For me, reading and writing about the garden is easier to do in the off season. I had intended to write this post about a week ago. But I still had planting to do, and weeding, and watering. Every year I have mild amnesia about the amount of time I spend watering.
So when I went to read the other posts for this prompt, I really wasn't all that surprised to see only one comment after two weeks. It's not that it is uninteresting, these prompts are a fun exercise, it's just that we are busier now doing what we love. I live in the Portland, OR metro area and we've had a week of sunny warm weather. I just want to be outside in it with the plants.
Prompt #6 is about Landscapes. This prompt is fitting for me in two ways. 1) I have lived in several types of landscapes and believe that where I am, the Pacific Northwest, is an ideal landscape. 2) A trip to Santa Fe, New Mexico last fall had us reconsidering staying in a wet, rainy, but very green landscape.
First are the places I've lived, in order, and can remember even as a child:
San Diego, California
Klamath Falls, Oregon
You can see that I returned to a landscape that I grew up in. I moved to the northwest when my mom remarried. I spent most of my elementary school days here. We later moved to a desert environment in southern Oregon and there was no comparison. I chose to live in an evergreen environment when I came here to go to college. I left behind a dry, desert landscape with few trees and very little green. I wanted to move back to this area because it is always green here (usually gray too). When all those deciduous trees drop their leaves, we fall back on evergreens (conifers) until spring. Washington State is "The Evergreen State".
If it's an ideal landscape, why would we even consider leaving? The gray. In a climate that is rainy about 9 months out of the year we will have heavy, gray cloud cover that will last all day, sometimes all week. This can result in Seasonal Depression. I've determined that what gets to me is the lack of progression throughout the day. Look out the window at 9 am and it could be 3 pm - looks the same. There's no sunrise or sunset. It can be so dark inside the house that you have to turn on a light to see inside a cupboard.

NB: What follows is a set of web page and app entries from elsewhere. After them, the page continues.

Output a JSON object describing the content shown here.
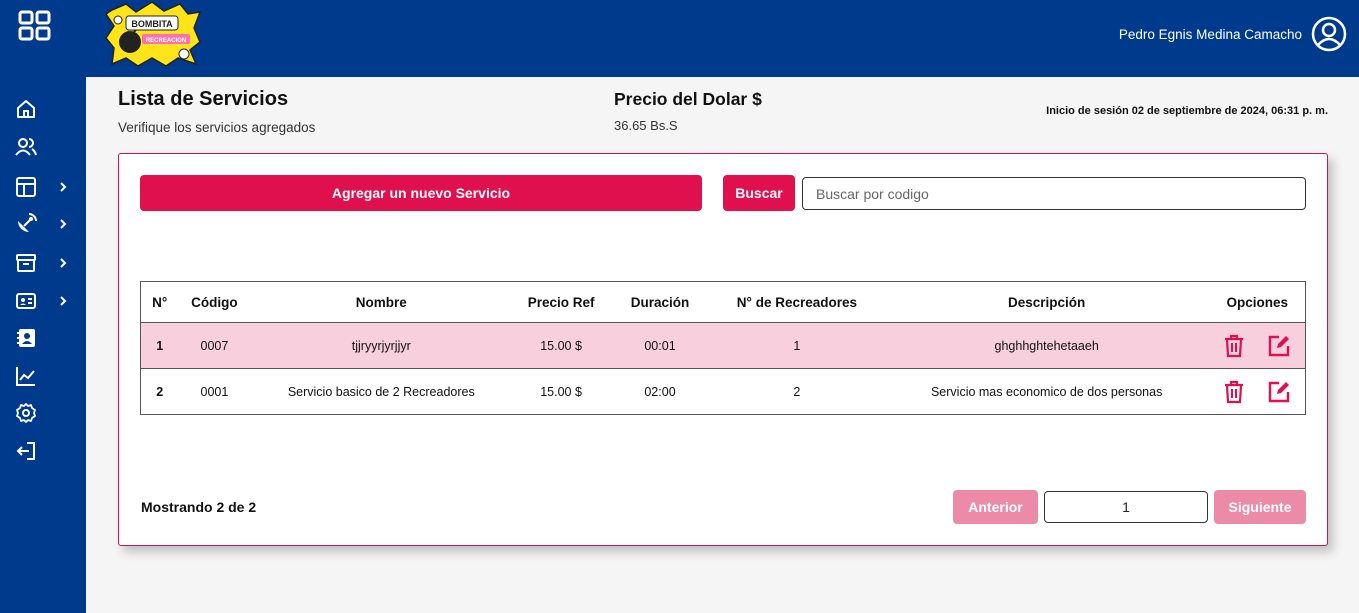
{
  "header": {
    "logo_text_1": "BOMBITA",
    "logo_text_2": "RECREACION",
    "user_name": "Pedro Egnis Medina Camacho"
  },
  "sidebar": {
    "items": [
      {
        "name": "home",
        "has_submenu": false
      },
      {
        "name": "users",
        "has_submenu": false
      },
      {
        "name": "layout",
        "has_submenu": true
      },
      {
        "name": "satellite",
        "has_submenu": true
      },
      {
        "name": "archive",
        "has_submenu": true
      },
      {
        "name": "id-card",
        "has_submenu": true
      },
      {
        "name": "contact-book",
        "has_submenu": false
      },
      {
        "name": "chart",
        "has_submenu": false
      },
      {
        "name": "settings",
        "has_submenu": false
      },
      {
        "name": "logout",
        "has_submenu": false
      }
    ]
  },
  "page": {
    "title": "Lista de Servicios",
    "subtitle": "Verifique los servicios agregados",
    "dolar_title": "Precio del Dolar $",
    "dolar_value": "36.65 Bs.S",
    "session": "Inicio de sesión 02 de septiembre de 2024, 06:31 p. m."
  },
  "toolbar": {
    "add_label": "Agregar un nuevo Servicio",
    "search_label": "Buscar",
    "search_placeholder": "Buscar por codigo",
    "search_value": ""
  },
  "table": {
    "headers": {
      "num": "N°",
      "codigo": "Código",
      "nombre": "Nombre",
      "precio": "Precio Ref",
      "duracion": "Duración",
      "recreadores": "N° de Recreadores",
      "descripcion": "Descripción",
      "opciones": "Opciones"
    },
    "rows": [
      {
        "num": "1",
        "codigo": "0007",
        "nombre": "tjjryyrjyrjjyr",
        "precio": "15.00 $",
        "duracion": "00:01",
        "recreadores": "1",
        "descripcion": "ghghhghtehetaaeh"
      },
      {
        "num": "2",
        "codigo": "0001",
        "nombre": "Servicio basico de 2 Recreadores",
        "precio": "15.00 $",
        "duracion": "02:00",
        "recreadores": "2",
        "descripcion": "Servicio mas economico de dos personas"
      }
    ]
  },
  "pagination": {
    "showing": "Mostrando 2 de 2",
    "prev_label": "Anterior",
    "page": "1",
    "next_label": "Siguiente"
  },
  "colors": {
    "nav": "#003a8c",
    "accent": "#e0104e",
    "accent_disabled": "#ec8ba8",
    "row_highlight": "#f8d0dd"
  }
}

Now if this were occasional, that would be ok. But there are stretches of "gunmetal gray" days, usually in January, that last for a week or more.
That's the thing about seeing photos of landscapes vs. being in one. Gayla from You Grow Girl is on a trip to the desert southwest. It's beautiful, but until you are in the heat and the light you really haven't experienced it. Much the same way I've never experienced a Canadian winter.
Last fall Chris and I went to Santa Fe, New Mexico for a few days for his work. It was not a vacation and to be honest, I was not interested in it and did no research. I was thinking about seeing Colorado afterward. It came as a surprise to both of us how much we liked Santa Fe, which to me was a tourist town (and one to avoid). I stayed at the hotel and roamed the downtown area while he attended a workshop across town. He would walk back in the afternoon. We each were having separate experiences and both absolutely loved it.
We still are trying to nail down exactly what it was that captivated us. Was it the landscape? Obviously, it was like a vacation, we had a hotel, ate at restaurants, nothing like a mundane work week at home. But for me, it was sunny and warm in October and the sky was an intense blue. The landscape is dry, desert, one that never appealed to me before. Despite vowing to not take pictures like a tourist I was snapping photos of gorgeous plants and fences. The use of native materials could be found almost anywhere.
See my blog posts on Santa Fe:
One thing that's a factor in two of the southwest landscapes I've visited is elevation. I live at sea level and on visits to the Grand Canyon, north rim and the trip to Santa Fe I've experienced headaches and earaches that impacted my experience. Again it's more than seeing photos of a landscape it's about your physical (and mental) perception of a place.